### Try it
Which lines in the listing below contain the word "password"? Copy each one.

### Records
|---|

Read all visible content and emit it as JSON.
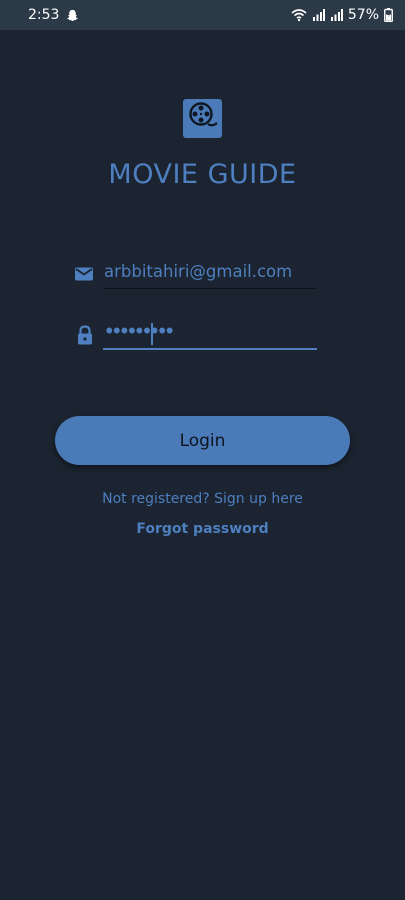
{
  "status_bar": {
    "time": "2:53",
    "battery": "57%",
    "icons": [
      "snapchat-icon",
      "wifi-icon",
      "signal-icon",
      "signal-icon",
      "battery-icon"
    ]
  },
  "app": {
    "title": "MOVIE GUIDE",
    "logo_icon": "film-reel-icon"
  },
  "form": {
    "email": {
      "value": "arbbitahiri@gmail.com",
      "icon": "mail-icon"
    },
    "password": {
      "value": "•••••••••",
      "icon": "lock-icon"
    },
    "login_label": "Login",
    "signup_link": "Not registered? Sign up here",
    "forgot_link": "Forgot password"
  },
  "colors": {
    "background": "#1b2430",
    "status_bar": "#2c3947",
    "accent": "#4a7ab8",
    "text_accent": "#4e7fc0"
  }
}
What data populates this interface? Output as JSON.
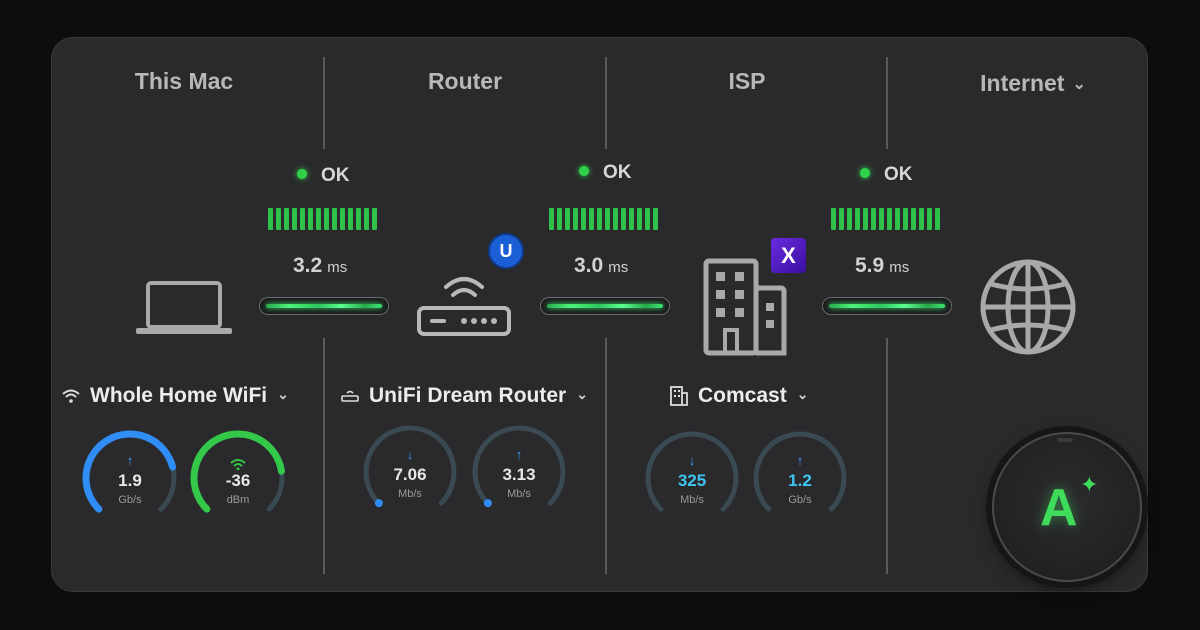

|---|

### Answer for this exercise
    "password": {
    "forgot_link": "Forgot password"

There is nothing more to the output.